**WHAT TO DO:** Gather every line in the records below that contains the word "kind".

**MATERIAL PROVIDED:**
★ ★ ★ ★ ★

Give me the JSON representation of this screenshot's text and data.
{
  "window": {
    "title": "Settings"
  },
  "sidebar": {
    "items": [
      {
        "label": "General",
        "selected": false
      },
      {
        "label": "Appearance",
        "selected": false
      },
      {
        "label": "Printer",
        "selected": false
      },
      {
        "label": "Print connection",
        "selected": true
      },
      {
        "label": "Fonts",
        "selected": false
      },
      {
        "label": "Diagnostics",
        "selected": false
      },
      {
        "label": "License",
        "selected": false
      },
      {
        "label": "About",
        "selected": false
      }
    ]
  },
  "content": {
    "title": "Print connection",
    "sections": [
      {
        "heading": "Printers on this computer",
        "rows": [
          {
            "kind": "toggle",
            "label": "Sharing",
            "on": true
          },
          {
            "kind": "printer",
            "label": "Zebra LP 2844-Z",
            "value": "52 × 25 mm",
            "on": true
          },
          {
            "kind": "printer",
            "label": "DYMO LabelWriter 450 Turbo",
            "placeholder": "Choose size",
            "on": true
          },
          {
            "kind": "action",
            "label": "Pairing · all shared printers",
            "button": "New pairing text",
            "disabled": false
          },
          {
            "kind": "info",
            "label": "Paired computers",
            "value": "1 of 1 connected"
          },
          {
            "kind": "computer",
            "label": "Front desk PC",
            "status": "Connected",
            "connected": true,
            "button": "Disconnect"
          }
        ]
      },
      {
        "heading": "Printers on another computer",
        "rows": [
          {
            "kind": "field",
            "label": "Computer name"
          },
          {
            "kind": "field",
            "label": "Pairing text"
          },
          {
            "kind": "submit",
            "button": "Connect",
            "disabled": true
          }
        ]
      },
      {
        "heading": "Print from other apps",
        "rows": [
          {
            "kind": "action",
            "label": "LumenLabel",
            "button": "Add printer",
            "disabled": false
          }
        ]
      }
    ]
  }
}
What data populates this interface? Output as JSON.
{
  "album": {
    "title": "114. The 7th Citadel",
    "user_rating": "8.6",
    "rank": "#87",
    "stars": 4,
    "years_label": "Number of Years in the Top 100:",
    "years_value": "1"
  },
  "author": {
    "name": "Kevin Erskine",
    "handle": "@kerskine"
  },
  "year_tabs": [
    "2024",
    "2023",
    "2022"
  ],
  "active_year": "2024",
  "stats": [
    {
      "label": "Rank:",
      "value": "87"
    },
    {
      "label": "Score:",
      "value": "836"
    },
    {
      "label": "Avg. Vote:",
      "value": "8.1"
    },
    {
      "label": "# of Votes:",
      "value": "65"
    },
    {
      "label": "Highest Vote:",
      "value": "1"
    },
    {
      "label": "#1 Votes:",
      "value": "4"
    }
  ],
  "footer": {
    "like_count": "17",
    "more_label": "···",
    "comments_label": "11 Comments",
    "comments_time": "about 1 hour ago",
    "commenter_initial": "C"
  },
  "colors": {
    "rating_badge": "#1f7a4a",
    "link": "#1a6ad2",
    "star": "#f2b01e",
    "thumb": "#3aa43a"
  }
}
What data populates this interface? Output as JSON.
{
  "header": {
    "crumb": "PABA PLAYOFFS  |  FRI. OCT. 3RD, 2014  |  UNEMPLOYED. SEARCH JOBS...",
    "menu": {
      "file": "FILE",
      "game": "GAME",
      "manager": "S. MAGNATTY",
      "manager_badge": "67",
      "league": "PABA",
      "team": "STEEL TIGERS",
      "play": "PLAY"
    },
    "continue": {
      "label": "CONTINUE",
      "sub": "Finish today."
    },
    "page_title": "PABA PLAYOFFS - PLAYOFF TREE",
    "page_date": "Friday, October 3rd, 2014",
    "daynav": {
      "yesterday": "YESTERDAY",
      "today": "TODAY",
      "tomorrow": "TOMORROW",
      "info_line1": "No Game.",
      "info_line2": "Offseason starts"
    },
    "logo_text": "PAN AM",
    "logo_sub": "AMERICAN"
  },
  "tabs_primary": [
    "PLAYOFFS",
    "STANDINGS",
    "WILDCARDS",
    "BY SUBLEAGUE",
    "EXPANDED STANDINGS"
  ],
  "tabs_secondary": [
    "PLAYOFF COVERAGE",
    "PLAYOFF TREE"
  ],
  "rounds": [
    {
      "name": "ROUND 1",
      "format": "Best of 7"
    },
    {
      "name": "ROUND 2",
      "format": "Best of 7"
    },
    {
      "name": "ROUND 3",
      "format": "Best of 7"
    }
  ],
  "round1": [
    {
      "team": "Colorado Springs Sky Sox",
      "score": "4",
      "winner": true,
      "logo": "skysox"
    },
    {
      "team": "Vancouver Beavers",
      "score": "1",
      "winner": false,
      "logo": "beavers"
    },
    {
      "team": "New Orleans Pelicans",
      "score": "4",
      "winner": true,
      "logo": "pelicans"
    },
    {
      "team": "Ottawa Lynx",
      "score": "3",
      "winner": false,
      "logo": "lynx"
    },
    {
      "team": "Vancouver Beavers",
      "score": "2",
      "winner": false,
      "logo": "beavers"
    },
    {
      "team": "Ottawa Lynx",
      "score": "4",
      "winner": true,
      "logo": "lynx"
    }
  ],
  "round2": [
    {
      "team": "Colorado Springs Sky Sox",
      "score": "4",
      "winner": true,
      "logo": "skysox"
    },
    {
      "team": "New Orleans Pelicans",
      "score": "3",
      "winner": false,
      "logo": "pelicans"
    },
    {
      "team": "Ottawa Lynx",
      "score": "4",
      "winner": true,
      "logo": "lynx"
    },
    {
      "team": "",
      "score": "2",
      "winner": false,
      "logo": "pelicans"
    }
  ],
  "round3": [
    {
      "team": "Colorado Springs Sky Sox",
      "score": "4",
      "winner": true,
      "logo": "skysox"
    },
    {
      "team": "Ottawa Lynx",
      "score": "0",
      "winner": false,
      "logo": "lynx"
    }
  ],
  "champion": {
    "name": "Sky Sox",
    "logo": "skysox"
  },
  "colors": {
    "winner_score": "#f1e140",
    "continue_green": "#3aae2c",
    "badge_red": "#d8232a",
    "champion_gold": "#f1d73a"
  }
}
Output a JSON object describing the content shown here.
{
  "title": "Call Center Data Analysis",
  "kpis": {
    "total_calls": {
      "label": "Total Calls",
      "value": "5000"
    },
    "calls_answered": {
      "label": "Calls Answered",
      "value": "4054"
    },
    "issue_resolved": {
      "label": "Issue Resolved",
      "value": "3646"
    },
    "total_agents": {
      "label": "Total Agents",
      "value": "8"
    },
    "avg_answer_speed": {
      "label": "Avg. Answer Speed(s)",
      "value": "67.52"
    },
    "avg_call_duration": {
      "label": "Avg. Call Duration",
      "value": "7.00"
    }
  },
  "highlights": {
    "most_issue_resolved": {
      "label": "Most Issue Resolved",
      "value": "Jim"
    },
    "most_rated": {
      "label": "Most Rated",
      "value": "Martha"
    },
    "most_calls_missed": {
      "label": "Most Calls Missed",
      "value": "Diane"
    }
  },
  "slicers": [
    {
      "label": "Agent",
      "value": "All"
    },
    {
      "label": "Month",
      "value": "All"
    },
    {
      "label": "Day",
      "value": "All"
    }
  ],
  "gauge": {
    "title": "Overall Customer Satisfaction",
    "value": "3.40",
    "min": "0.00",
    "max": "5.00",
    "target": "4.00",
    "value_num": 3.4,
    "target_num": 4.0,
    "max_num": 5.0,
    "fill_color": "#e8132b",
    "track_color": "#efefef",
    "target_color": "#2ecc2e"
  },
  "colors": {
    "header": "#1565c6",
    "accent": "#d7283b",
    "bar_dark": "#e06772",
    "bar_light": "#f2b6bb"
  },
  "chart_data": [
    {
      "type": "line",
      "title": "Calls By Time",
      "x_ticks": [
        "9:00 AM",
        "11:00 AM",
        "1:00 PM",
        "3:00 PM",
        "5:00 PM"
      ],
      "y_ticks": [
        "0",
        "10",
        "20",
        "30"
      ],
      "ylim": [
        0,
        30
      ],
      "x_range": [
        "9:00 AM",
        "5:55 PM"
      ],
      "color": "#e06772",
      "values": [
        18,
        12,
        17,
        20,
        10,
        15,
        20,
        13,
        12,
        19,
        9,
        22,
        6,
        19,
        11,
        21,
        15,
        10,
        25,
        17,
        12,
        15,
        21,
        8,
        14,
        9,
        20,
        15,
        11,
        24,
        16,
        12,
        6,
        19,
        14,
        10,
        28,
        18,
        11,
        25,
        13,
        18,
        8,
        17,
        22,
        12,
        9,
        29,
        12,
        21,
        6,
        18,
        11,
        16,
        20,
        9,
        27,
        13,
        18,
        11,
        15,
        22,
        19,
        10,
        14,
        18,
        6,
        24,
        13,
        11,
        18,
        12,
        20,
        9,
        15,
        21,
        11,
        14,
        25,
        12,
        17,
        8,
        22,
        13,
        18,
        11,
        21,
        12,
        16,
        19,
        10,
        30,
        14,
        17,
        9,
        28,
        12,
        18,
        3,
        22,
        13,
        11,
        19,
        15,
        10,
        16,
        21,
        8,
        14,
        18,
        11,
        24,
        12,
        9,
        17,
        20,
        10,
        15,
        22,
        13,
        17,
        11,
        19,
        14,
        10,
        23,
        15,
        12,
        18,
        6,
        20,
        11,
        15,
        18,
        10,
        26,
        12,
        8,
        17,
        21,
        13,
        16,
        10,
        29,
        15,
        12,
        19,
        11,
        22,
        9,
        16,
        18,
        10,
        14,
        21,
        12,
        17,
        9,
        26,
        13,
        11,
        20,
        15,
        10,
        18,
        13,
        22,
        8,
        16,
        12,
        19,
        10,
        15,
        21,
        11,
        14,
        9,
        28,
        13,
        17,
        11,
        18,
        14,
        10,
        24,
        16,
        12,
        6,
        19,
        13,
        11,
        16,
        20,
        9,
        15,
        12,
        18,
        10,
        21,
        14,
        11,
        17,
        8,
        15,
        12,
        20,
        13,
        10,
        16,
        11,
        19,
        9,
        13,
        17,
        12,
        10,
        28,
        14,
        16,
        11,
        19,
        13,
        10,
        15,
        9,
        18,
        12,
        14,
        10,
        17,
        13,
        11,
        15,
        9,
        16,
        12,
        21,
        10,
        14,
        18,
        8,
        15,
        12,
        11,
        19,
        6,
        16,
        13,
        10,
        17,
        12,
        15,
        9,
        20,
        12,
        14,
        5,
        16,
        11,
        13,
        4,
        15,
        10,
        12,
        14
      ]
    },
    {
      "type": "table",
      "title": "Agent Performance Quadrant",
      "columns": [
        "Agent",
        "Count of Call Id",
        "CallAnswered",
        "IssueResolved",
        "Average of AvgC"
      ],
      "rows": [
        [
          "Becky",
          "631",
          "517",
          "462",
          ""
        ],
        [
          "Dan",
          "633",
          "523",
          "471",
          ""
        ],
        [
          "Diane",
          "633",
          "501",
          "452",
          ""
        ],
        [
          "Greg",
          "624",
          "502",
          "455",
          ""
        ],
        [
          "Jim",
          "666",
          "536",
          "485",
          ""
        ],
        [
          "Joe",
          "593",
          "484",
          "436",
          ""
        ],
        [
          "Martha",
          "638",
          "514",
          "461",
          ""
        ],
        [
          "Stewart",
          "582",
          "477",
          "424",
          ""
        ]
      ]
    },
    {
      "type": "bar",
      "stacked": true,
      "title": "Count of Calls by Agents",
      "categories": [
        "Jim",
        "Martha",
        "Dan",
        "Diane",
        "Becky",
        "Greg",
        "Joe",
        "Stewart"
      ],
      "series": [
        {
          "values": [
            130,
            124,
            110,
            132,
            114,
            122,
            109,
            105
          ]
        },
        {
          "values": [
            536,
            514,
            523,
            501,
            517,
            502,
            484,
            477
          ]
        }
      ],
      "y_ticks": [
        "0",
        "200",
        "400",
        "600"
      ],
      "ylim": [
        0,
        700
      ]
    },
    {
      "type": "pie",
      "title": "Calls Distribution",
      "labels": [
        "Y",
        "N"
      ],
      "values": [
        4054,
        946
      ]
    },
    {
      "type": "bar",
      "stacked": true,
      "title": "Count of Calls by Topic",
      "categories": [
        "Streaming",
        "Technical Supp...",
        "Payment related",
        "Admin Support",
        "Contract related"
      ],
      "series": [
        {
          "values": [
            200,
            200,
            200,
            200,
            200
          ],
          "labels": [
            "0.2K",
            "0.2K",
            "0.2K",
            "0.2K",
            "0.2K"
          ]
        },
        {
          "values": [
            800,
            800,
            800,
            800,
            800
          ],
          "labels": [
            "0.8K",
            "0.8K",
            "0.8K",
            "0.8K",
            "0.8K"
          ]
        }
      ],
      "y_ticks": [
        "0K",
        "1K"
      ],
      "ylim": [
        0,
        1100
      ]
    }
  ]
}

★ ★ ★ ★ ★

**OUTPUT OF THE EXERCISE:**
            "kind": "toggle",
            "kind": "printer",
            "kind": "printer",
            "kind": "action",
            "kind": "info",
            "kind": "computer",
            "kind": "field",
            "kind": "field",
            "kind": "submit",
            "kind": "action",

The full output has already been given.